When his administration took office in 2009, President Obama said he would not interfere with scientific evidence and government deliberations. It was hoped that the long wait for OTC emergency contraception access for younger women was over. Such unrestricted use was supported by all major medical organizations and women’s health groups. It did not go smoothly or quickly, however. The FDA under Obama took almost three more years to evaluate the issue. In early 2011, the manufacturer filed for permission to sell a one-pill version of Plan B to women without age restrictions. Finally, in December 2011, the FDA recommended that the drug be made available over the counter to all purchasers, finding it was safe and effective for such use.
In a widely publicized and largely unprecedented action, however, Obama’s health and human services secretary, Kathleen Sebelius, overruled her FDA commissioner and continued the limitation of the OTC morning after pill to women aged 17 and over. Thus, younger women would still need a prescription to obtain emergency contraception. This policy was unsupported scientifically but unimpeachable politically, as the country was about to enter an election year. Obama himself denied a role in the decision but stated his support for it, “as the father of two daughters.”3
Unsurprisingly, this decision unleashed a firestorm of criticism, from women’s groups, medical associations, and others.4 One group, the Center for Reproductive Rights, which had led the original citizen’s petition, re-opened its lawsuit appealing the restrictions in February 2012. Fourteen months later, on 12 April 2013, a federal judge has just ordered that the morning after pill be made available without a prescription for all ages. In his ruling, Judge Edward Korman excoriated the administration, saying that Secretary Sebelius’ action in reversing the FDA recommendation was “politically motivated, scientifically unjustified, and contrary to agency precedent.”5 He gave the administration 30 days to implement OTC access for the morning after pill.
It has taken about 12 years from the time of first petition to achieve unfettered access to Plan B in the US, a sad and telling story. What can we learn from all this?
Firstly, it illustrates the power of scientific misinformation. A major objection to the morning after pill was that it caused abortions, because it supposedly interfered with implantation of the fertilized egg in the uterus. In fact, “the ability of Plan B to interfere with implantation remains speculative, since virtually no evidence supports that mechanism and some evidence contradicts it.”6 Plan B is a contraceptive, not an abortifacient. Another major objection was that its unrestricted availability would increase sexual activity in young women. There is no evidence that this is true.
Secondly, we learnt yet again that politics can interfere with supposedly scientific governmental deliberations. It was outrageous when it occurred in the Bush administration and deeply disappointing when Obama appointees continued the outrage for crass political reasons. I guess it should not be surprising that politicians will do what they think they need to do to get re-elected.
Finally, the story concludes (assuming Obama’s Justice Department does not appeal the ruling) with a happy ending.

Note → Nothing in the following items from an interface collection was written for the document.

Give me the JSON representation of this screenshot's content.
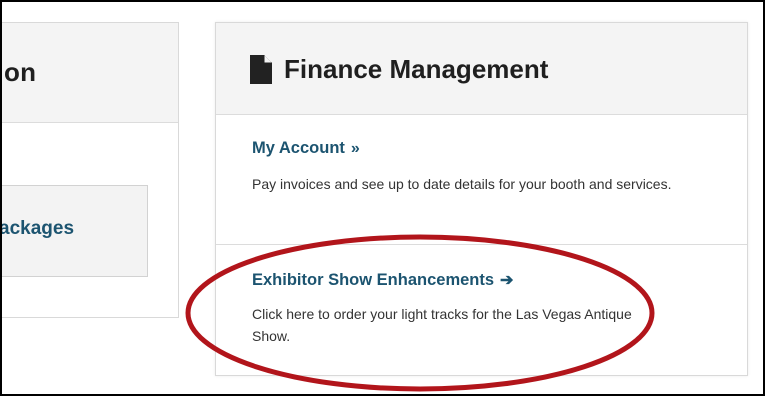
{
  "left_card": {
    "title_fragment": "on",
    "package_label_fragment": "ackages"
  },
  "finance_card": {
    "icon": "document-icon",
    "title": "Finance Management",
    "items": [
      {
        "link_label": "My Account",
        "link_glyph": "»",
        "description": "Pay invoices and see up to date details for your booth and services."
      },
      {
        "link_label": "Exhibitor Show Enhancements",
        "link_glyph": "➔",
        "description_line1": "Click here to order your light tracks for the Las Vegas Antique",
        "description_line2": "Show."
      }
    ]
  },
  "colors": {
    "link": "#1c5470",
    "annotation": "#b2151b",
    "header_bg": "#f4f4f4"
  },
  "annotation": {
    "shape": "ellipse"
  }
}
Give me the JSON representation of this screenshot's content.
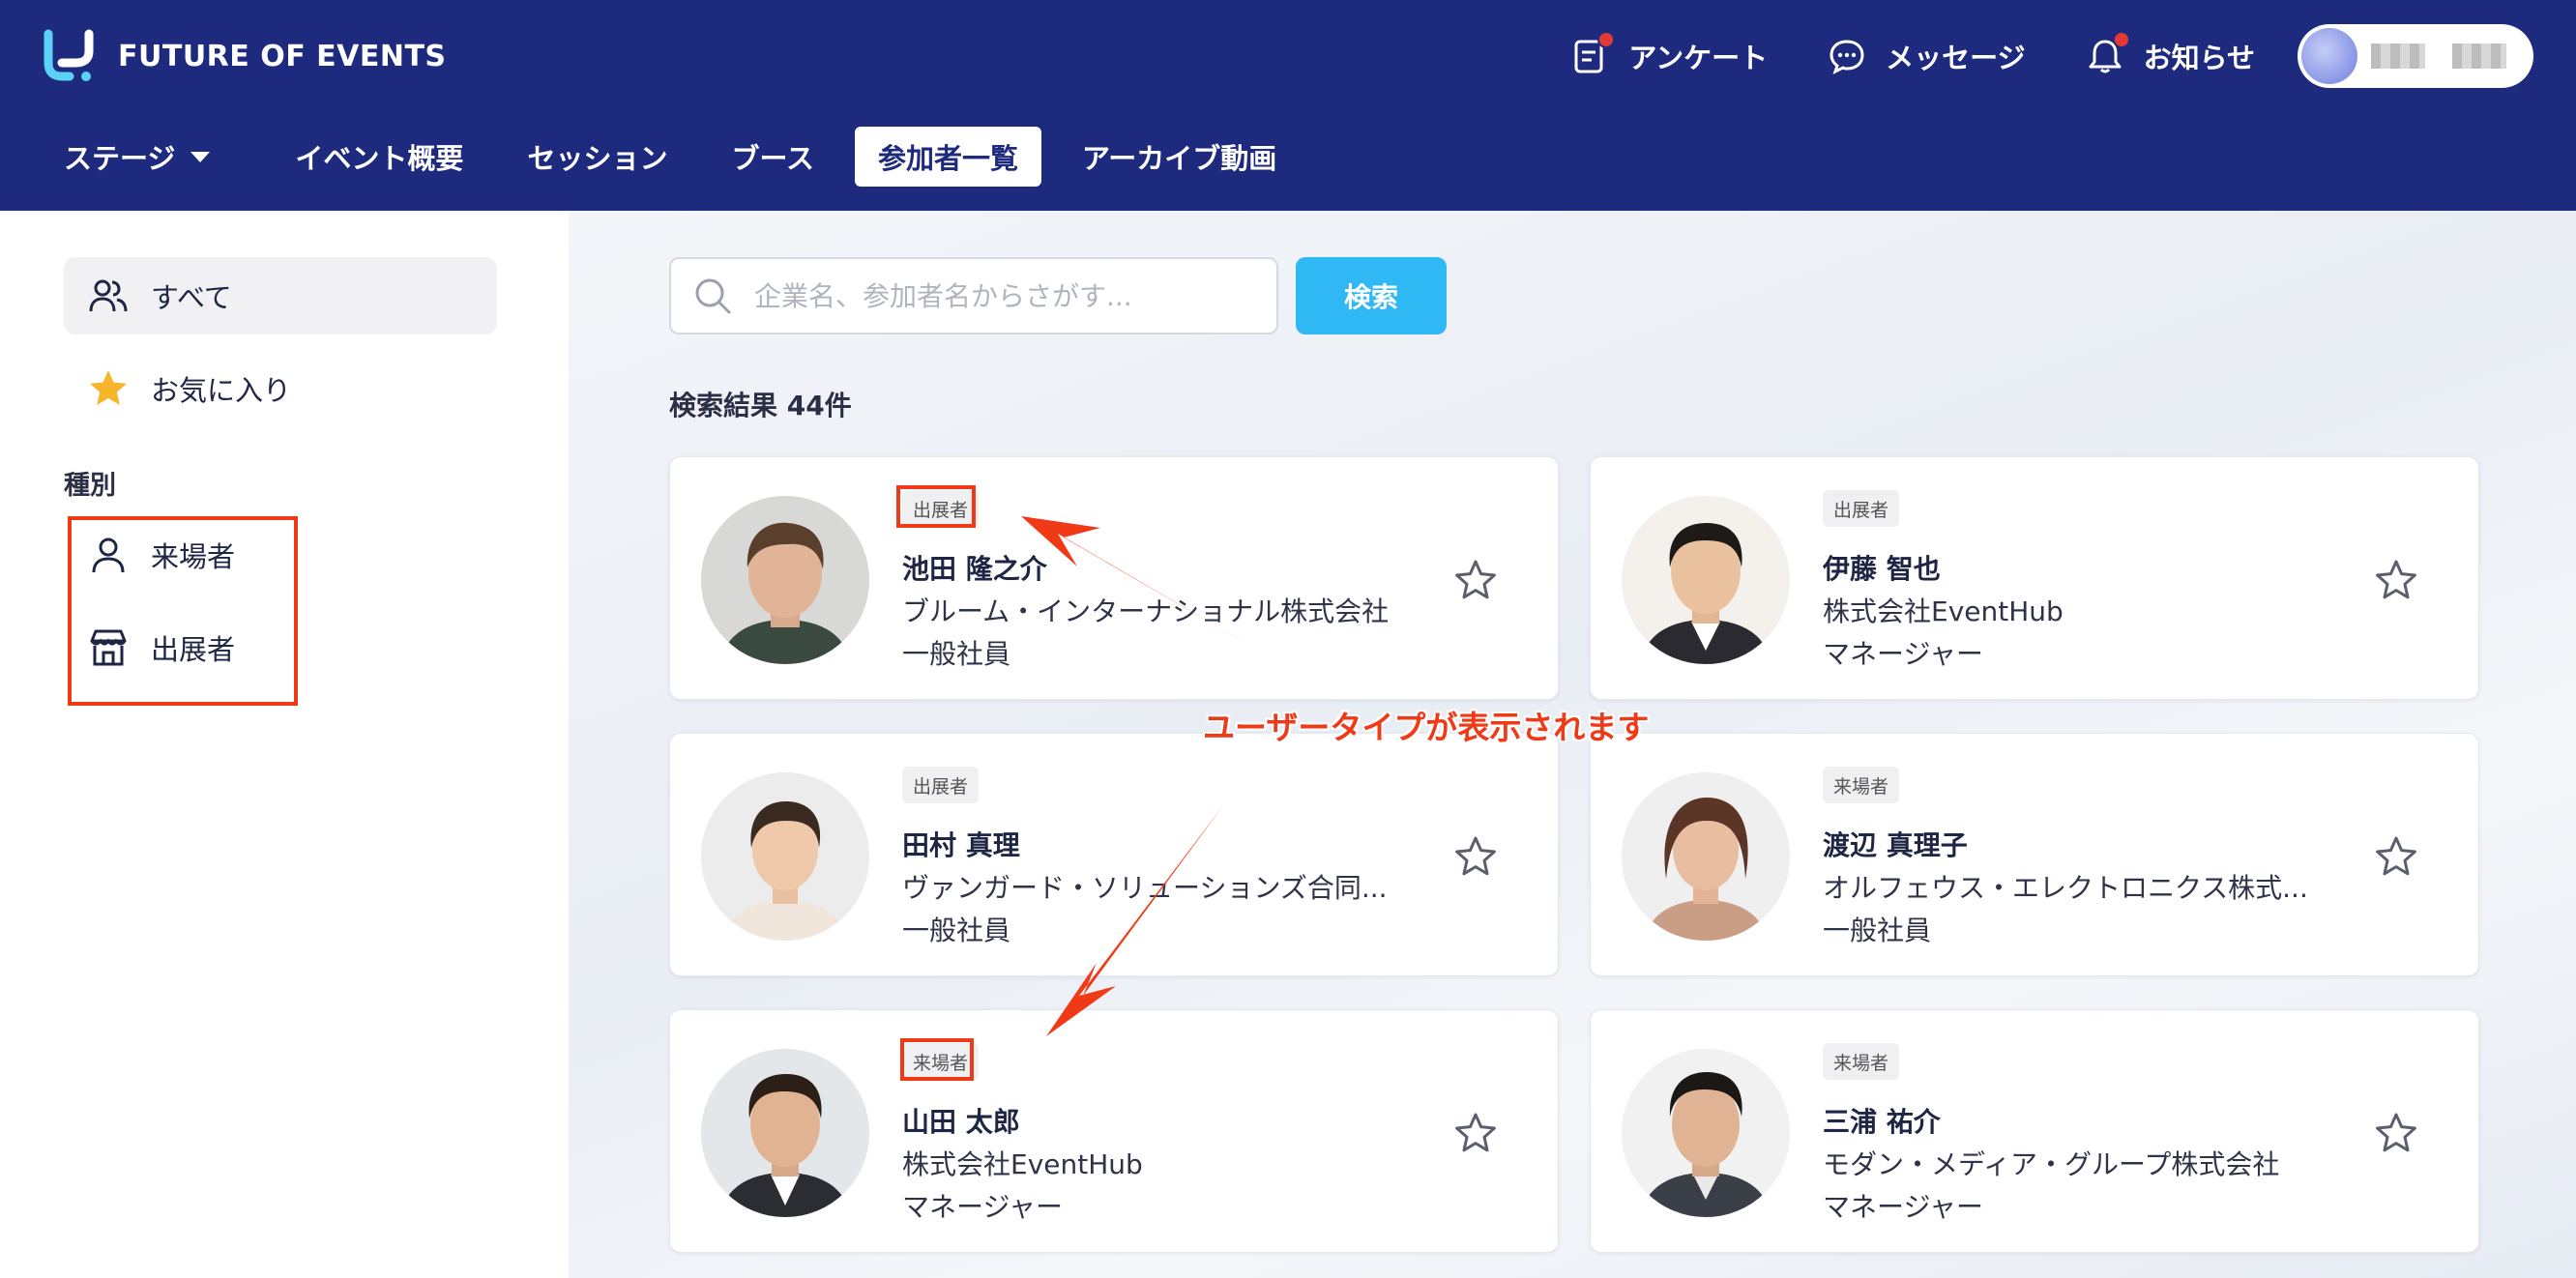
{
  "app": {
    "brand": "FUTURE OF EVENTS"
  },
  "header": {
    "actions": [
      {
        "label": "アンケート",
        "icon": "survey-icon",
        "notification": true
      },
      {
        "label": "メッセージ",
        "icon": "message-icon",
        "notification": false
      },
      {
        "label": "お知らせ",
        "icon": "bell-icon",
        "notification": true
      }
    ]
  },
  "nav": {
    "items": [
      {
        "label": "ステージ"
      },
      {
        "label": "イベント概要"
      },
      {
        "label": "セッション"
      },
      {
        "label": "ブース"
      },
      {
        "label": "参加者一覧",
        "active": true
      },
      {
        "label": "アーカイブ動画"
      }
    ]
  },
  "sidebar": {
    "all": "すべて",
    "favorites": "お気に入り",
    "type_heading": "種別",
    "types": [
      "来場者",
      "出展者"
    ]
  },
  "search": {
    "placeholder": "企業名、参加者名からさがす...",
    "button": "検索",
    "result_count": "検索結果 44件"
  },
  "participants": [
    {
      "badge": "出展者",
      "name": "池田 隆之介",
      "company": "ブルーム・インターナショナル株式会社",
      "role": "一般社員"
    },
    {
      "badge": "出展者",
      "name": "伊藤 智也",
      "company": "株式会社EventHub",
      "role": "マネージャー"
    },
    {
      "badge": "出展者",
      "name": "田村 真理",
      "company": "ヴァンガード・ソリューションズ合同...",
      "role": "一般社員"
    },
    {
      "badge": "来場者",
      "name": "渡辺 真理子",
      "company": "オルフェウス・エレクトロニクス株式...",
      "role": "一般社員"
    },
    {
      "badge": "来場者",
      "name": "山田 太郎",
      "company": "株式会社EventHub",
      "role": "マネージャー"
    },
    {
      "badge": "来場者",
      "name": "三浦 祐介",
      "company": "モダン・メディア・グループ株式会社",
      "role": "マネージャー"
    }
  ],
  "annotation": {
    "text": "ユーザータイプが表示されます",
    "color": "#f03a17"
  },
  "colors": {
    "header": "#1e2a7d",
    "accent": "#2fb8f4",
    "annotation": "#f03a17"
  }
}
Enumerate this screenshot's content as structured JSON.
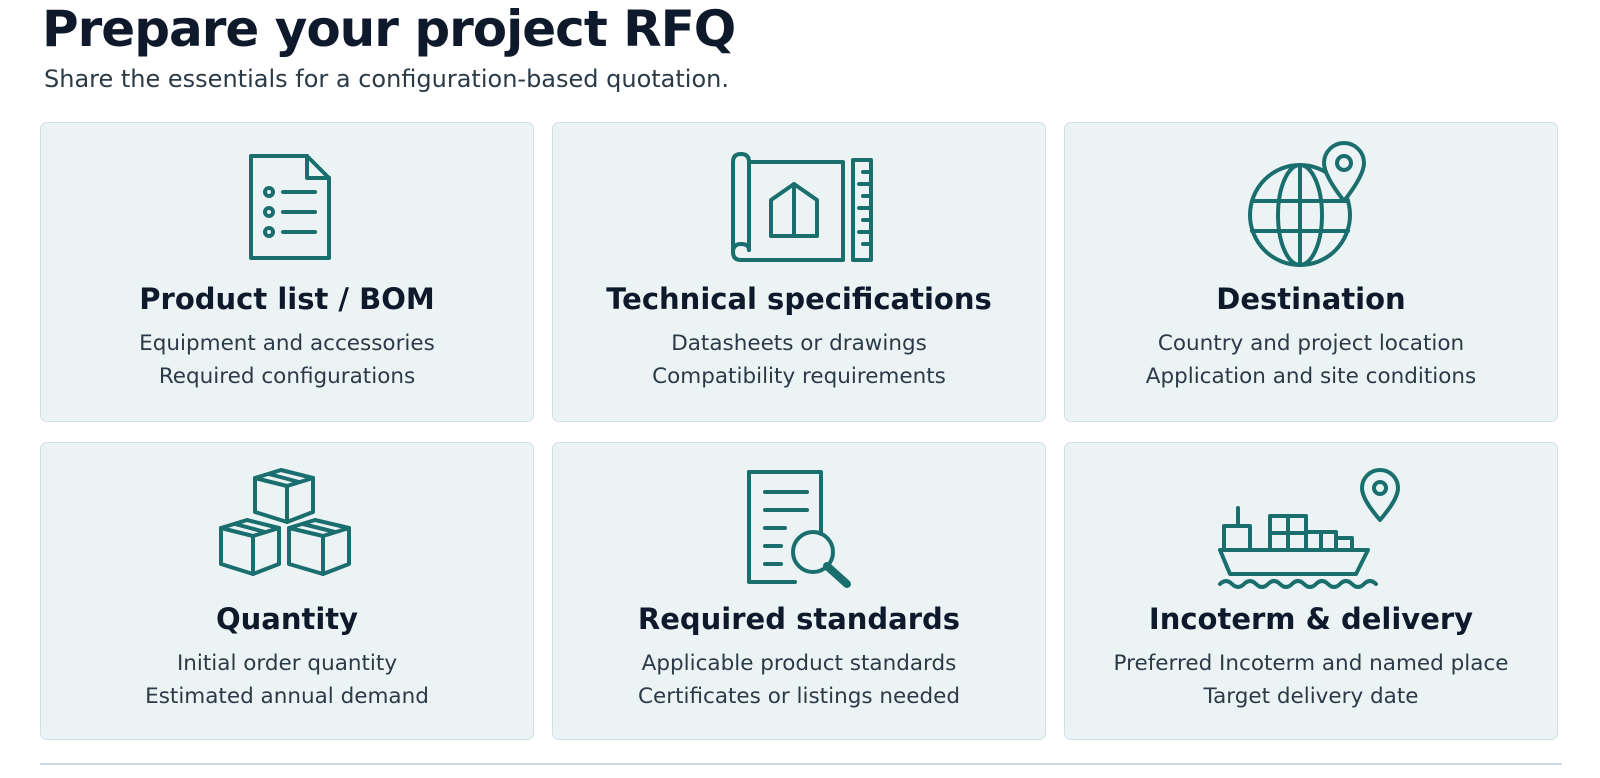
{
  "header": {
    "title": "Prepare your project RFQ",
    "subtitle": "Share the essentials for a configuration-based quotation."
  },
  "theme": {
    "icon_color": "#1a6e6e",
    "card_background": "#ebf3f5",
    "card_border": "#cfe0e4"
  },
  "cards": [
    {
      "icon": "document-list-icon",
      "title": "Product list / BOM",
      "lines": [
        "Equipment and accessories",
        "Required configurations"
      ]
    },
    {
      "icon": "blueprint-ruler-icon",
      "title": "Technical specifications",
      "lines": [
        "Datasheets or drawings",
        "Compatibility requirements"
      ]
    },
    {
      "icon": "globe-pin-icon",
      "title": "Destination",
      "lines": [
        "Country and project location",
        "Application and site conditions"
      ]
    },
    {
      "icon": "stacked-boxes-icon",
      "title": "Quantity",
      "lines": [
        "Initial order quantity",
        "Estimated annual demand"
      ]
    },
    {
      "icon": "document-search-icon",
      "title": "Required standards",
      "lines": [
        "Applicable product standards",
        "Certificates or listings needed"
      ]
    },
    {
      "icon": "cargo-ship-pin-icon",
      "title": "Incoterm & delivery",
      "lines": [
        "Preferred Incoterm and named place",
        "Target delivery date"
      ]
    }
  ]
}
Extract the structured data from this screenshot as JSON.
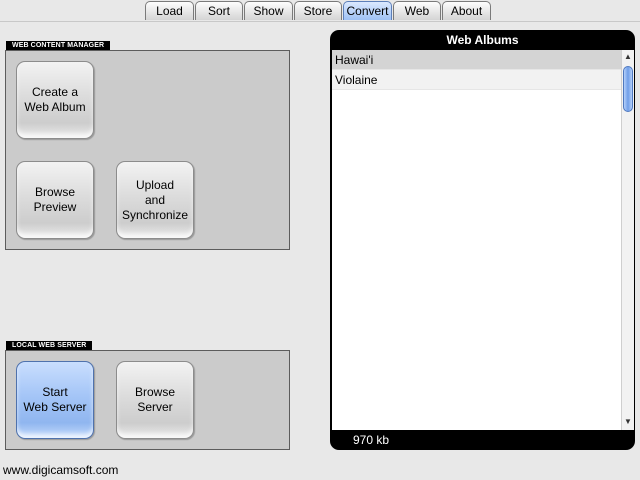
{
  "tabs": [
    "Load",
    "Sort",
    "Show",
    "Store",
    "Convert",
    "Web",
    "About"
  ],
  "active_tab": "Convert",
  "web_content_manager": {
    "label": "WEB CONTENT MANAGER",
    "create_album": "Create a\nWeb Album",
    "browse_preview": "Browse\nPreview",
    "upload_sync": "Upload\nand\nSynchronize"
  },
  "local_web_server": {
    "label": "LOCAL WEB SERVER",
    "start_server": "Start\nWeb Server",
    "browse_server": "Browse\nServer"
  },
  "web_albums": {
    "title": "Web Albums",
    "items": [
      "Hawai'i",
      "Violaine"
    ],
    "selected": "Hawai'i",
    "size": "970 kb"
  },
  "footer": {
    "website": "www.digicamsoft.com"
  },
  "colors": {
    "active_tab": "#9ec1f4",
    "highlight_button": "#a4c5f7",
    "panel": "#cbcbcb",
    "background": "#e8e8e8"
  }
}
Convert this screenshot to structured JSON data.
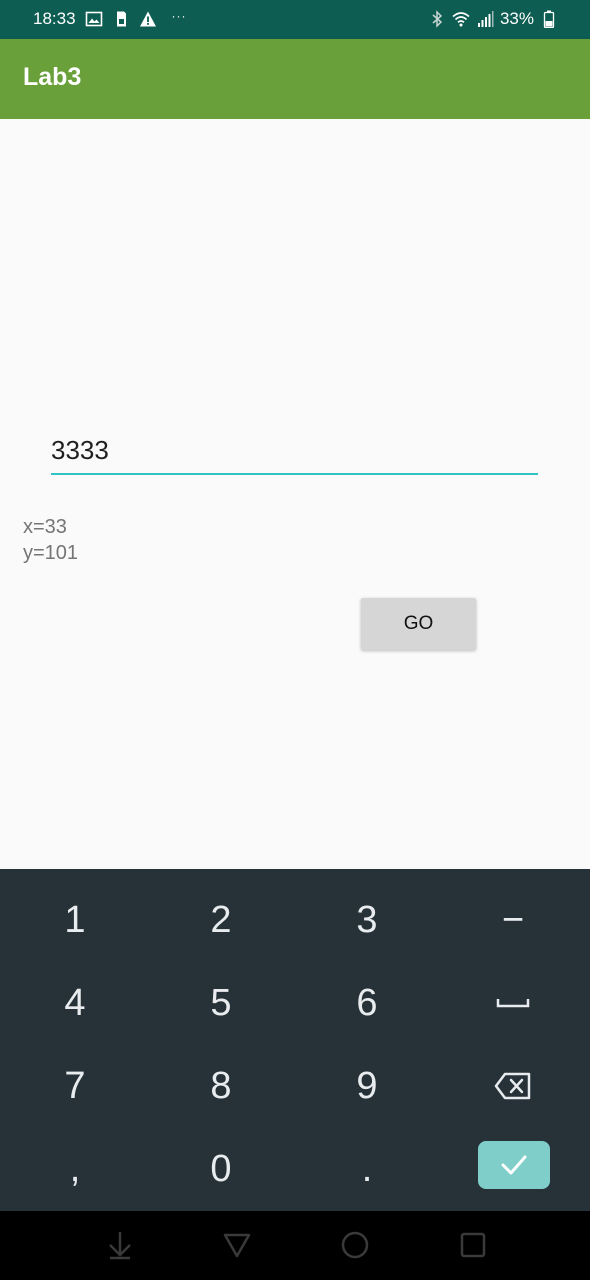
{
  "status_bar": {
    "time": "18:33",
    "dots": "···",
    "battery_percent": "33%",
    "icons": [
      "image-icon",
      "sim-icon",
      "warning-icon",
      "bluetooth-icon",
      "wifi-icon",
      "signal-icon",
      "battery-icon"
    ]
  },
  "app_bar": {
    "title": "Lab3"
  },
  "main": {
    "input_value": "3333",
    "x_text": "x=33",
    "y_text": "y=101",
    "go_label": "GO"
  },
  "keyboard": {
    "row1": [
      "1",
      "2",
      "3",
      "−"
    ],
    "row2": [
      "4",
      "5",
      "6"
    ],
    "row3": [
      "7",
      "8",
      "9"
    ],
    "row4": [
      ",",
      "0",
      "."
    ],
    "special_keys": [
      "space-icon",
      "backspace-icon",
      "check-icon"
    ]
  },
  "nav_bar": {
    "icons": [
      "hide-keyboard-icon",
      "back-icon",
      "home-icon",
      "recents-icon"
    ]
  },
  "colors": {
    "status_bar": "#0d5d52",
    "app_bar": "#6aa03a",
    "accent": "#2ec4c6",
    "keyboard_bg": "#263238",
    "enter_key": "#7fcec9"
  }
}
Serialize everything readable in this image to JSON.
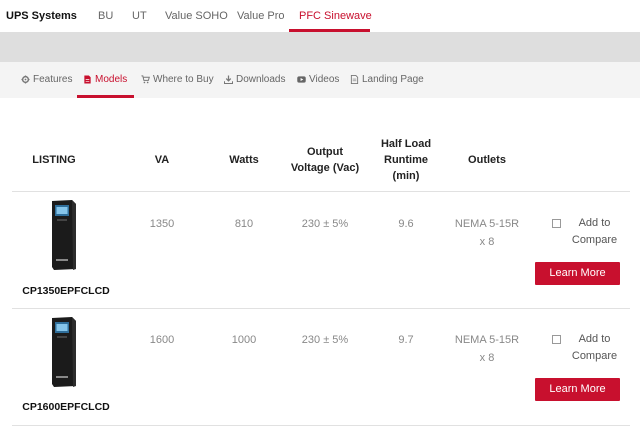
{
  "header": {
    "brand": "UPS Systems",
    "tabs": [
      "BU",
      "UT",
      "Value SOHO",
      "Value Pro",
      "PFC Sinewave"
    ],
    "active_tab": "PFC Sinewave"
  },
  "subnav": {
    "items": [
      {
        "label": "Features",
        "icon": "gear-icon"
      },
      {
        "label": "Models",
        "icon": "document-icon"
      },
      {
        "label": "Where to Buy",
        "icon": "cart-icon"
      },
      {
        "label": "Downloads",
        "icon": "download-icon"
      },
      {
        "label": "Videos",
        "icon": "video-icon"
      },
      {
        "label": "Landing Page",
        "icon": "page-icon"
      }
    ],
    "active_item": "Models"
  },
  "table": {
    "headers": {
      "listing": "LISTING",
      "va": "VA",
      "watts": "Watts",
      "output": [
        "Output",
        "Voltage (Vac)"
      ],
      "runtime": [
        "Half Load",
        "Runtime",
        "(min)"
      ],
      "outlets": "Outlets"
    },
    "rows": [
      {
        "model": "CP1350EPFCLCD",
        "va": "1350",
        "watts": "810",
        "voltage": "230 ± 5%",
        "runtime": "9.6",
        "outlets": [
          "NEMA 5-15R",
          "x 8"
        ],
        "compare_label": [
          "Add to",
          "Compare"
        ],
        "learn_label": "Learn More"
      },
      {
        "model": "CP1600EPFCLCD",
        "va": "1600",
        "watts": "1000",
        "voltage": "230 ± 5%",
        "runtime": "9.7",
        "outlets": [
          "NEMA 5-15R",
          "x 8"
        ],
        "compare_label": [
          "Add to",
          "Compare"
        ],
        "learn_label": "Learn More"
      }
    ]
  },
  "colors": {
    "accent": "#c8102e",
    "band": "#dedede",
    "subnav_bg": "#f4f4f4"
  }
}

Thanks to persistence (and funding) from women’s groups, it looks like emergency contraception will finally be available to all in the US by the summer. A victory, even if a hugely delayed one. As a New York Times editorial commented, “teenage girls can only be helped by the judge’s ruling.”7
Cite this as: BMJ 2013;346:f2217
Douglas Kamerow is the author of Dissecting American Health Care (www.kamerow.com/Dissecting_American_Health_Care.html).